Thursday, May 14, 2009

The Business of Altering Reality

I recently saw this short item in the New York Times:


Doubled profits at DreamWorks Animation? Their revenue jumped by 68%? While I am impressed with these figures, I am not surprised by these huge profits at DreamWorks. There is a recession going on out there and people need to escape that fact. There have been countless stories lately about different sectors of the entertainment industry that are dodging the recession bullet. The video gaming industry grew by 10% last year, exceeding analysts and their gloomy forecasts by huge margins. Ticket sales at movie theaters are up as well. True, the cinemagoers are probably smuggling in their own food and drink rather than pay double the cost for their watered-down and sugared-up concessions, but it says something that in these economic times they are willing to part with $11 for two hours of distraction.

This increased movie going during economic slumps is not new. During the Great Depression in the 1930’s, Americans went to the movies en masse. It was their one chance to escape their hardships and they spent whatever money that could be spared to go watch Jimmy Stewart and Carole Lombard on the big screen. Their reality could not be altered, so they wanted to watch the better, richer and more screwball lives of others.*

But during this economic slump there is a difference; we have actually learned how to alter our reality, not just escape it. We live in a world of alternate realities. We can create any type of on-line life we want. I can open an E-Harmony account, steal the photo of the best looking man I can find on-line and instantly be a 6’4”, former Olympian and current titan of industry. I could send out Tweets from the loo in Buckingham Palace one day and from the flightdeck of AirForce One the next. If I had the patience for Second Life, I could become a virtual rock star in a virtual band.

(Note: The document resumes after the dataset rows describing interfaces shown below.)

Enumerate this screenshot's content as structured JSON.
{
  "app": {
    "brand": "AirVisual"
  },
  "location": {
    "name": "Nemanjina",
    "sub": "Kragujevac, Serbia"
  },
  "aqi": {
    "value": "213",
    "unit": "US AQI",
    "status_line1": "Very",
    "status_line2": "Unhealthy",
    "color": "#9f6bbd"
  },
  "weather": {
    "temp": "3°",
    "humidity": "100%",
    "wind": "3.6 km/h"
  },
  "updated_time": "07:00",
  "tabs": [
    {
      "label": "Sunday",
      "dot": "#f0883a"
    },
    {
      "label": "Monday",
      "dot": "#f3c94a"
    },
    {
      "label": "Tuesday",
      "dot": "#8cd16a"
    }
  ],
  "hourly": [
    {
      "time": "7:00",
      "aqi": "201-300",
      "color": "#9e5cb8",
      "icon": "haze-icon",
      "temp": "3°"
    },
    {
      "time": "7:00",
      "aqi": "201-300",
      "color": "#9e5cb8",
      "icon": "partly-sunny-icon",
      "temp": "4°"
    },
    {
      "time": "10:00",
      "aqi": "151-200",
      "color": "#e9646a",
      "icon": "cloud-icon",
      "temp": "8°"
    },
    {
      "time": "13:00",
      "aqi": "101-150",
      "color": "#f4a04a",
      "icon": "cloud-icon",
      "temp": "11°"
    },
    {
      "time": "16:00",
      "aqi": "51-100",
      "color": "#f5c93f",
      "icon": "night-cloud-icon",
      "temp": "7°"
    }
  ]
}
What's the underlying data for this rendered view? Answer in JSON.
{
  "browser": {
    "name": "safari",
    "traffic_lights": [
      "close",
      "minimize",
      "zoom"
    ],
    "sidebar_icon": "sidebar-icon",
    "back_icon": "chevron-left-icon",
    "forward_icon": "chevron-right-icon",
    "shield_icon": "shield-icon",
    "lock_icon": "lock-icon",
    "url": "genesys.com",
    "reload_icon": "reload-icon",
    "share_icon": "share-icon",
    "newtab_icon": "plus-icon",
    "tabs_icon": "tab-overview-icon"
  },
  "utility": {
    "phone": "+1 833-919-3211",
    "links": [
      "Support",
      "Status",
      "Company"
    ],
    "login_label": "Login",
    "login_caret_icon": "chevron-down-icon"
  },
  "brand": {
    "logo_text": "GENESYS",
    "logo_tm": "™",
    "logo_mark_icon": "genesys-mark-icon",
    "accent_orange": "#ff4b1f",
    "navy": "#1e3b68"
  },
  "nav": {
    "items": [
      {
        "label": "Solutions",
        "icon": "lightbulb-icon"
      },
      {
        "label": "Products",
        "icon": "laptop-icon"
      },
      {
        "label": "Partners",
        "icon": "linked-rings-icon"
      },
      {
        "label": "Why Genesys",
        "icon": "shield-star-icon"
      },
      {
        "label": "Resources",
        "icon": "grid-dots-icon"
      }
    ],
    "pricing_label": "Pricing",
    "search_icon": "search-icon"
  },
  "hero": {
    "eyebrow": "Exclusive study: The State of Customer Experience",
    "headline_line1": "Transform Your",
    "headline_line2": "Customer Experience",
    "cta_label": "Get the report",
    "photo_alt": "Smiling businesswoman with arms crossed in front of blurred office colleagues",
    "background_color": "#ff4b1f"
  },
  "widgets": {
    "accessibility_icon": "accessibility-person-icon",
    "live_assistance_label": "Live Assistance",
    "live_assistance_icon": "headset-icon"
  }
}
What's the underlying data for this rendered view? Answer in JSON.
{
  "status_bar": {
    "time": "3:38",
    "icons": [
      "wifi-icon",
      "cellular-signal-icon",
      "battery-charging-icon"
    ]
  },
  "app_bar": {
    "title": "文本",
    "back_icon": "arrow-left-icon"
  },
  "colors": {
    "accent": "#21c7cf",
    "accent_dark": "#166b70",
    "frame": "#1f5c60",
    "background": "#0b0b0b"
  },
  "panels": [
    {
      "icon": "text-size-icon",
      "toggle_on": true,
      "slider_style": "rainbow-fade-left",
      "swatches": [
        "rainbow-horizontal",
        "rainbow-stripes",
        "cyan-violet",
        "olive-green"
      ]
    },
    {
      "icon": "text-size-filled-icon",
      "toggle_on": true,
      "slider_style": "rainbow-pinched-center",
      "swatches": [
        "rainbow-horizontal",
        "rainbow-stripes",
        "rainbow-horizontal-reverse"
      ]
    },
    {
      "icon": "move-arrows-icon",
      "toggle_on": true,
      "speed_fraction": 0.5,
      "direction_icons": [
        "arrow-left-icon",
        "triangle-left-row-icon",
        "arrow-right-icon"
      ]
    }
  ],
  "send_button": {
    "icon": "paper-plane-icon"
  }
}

I suppose that a lot of us who are drawn to a job in the VFX/CGi world have a tendency to want to alter reality; to create something more beautiful, or interesting or just different than what we see or how we see it. Great art can come out of some very dull or very dark places. I’m not suggesting that everything done in the name of VFX/CGi is Art – but at it’s best the fusion of creativity and technology can produce some breathtaking images that can alter our current perspective or transport us to another time or place.

When our own world seems challenging at best and frightening at worst, I take pride that I work for a company that creates entertainment to offer a short respite from reality for people. Our London office has just finished up Where the Wild Things Are, the latest film from Spike Jonze based on the classic children’s book by Maurice Sendak. Our main contribution was to add character, performance and life to the faces of Wild Things and help to realise an extraordinary project. As ever with the CG work that we do on films, if the characters don’t work then the film doesn’t work. It’s ironic that it is the realism of characters that are not based in reality (Wild Things, talking polar bears in Golden Compass, Hippogriff in Harry Potter) that makes the movie ‘believable’ and help us to escape from the mundane or the stressful.

Wild Things is the ultimate story about an altered reality, instead of serving out his time out in silence, Max grows a wild and fertile forest in his imagination and journeys to the land of the Wild Things. The ultimate animation tools that are helping to stretch the limits of the imagination and push back the boundaries of reality will be used to tell this ultimate story of escapism. We all have things to forget, even if it’s just the fact that we were once so naughty that we had to go to bed without any supper.

* I know that Television had a massive impact on cinema going. From the time of TV’s introduction in the ‘50s ticket sales declined from 3 billion to 1 billion in 1970. For an interesting take on that relationship you should read this blog by Charles Day.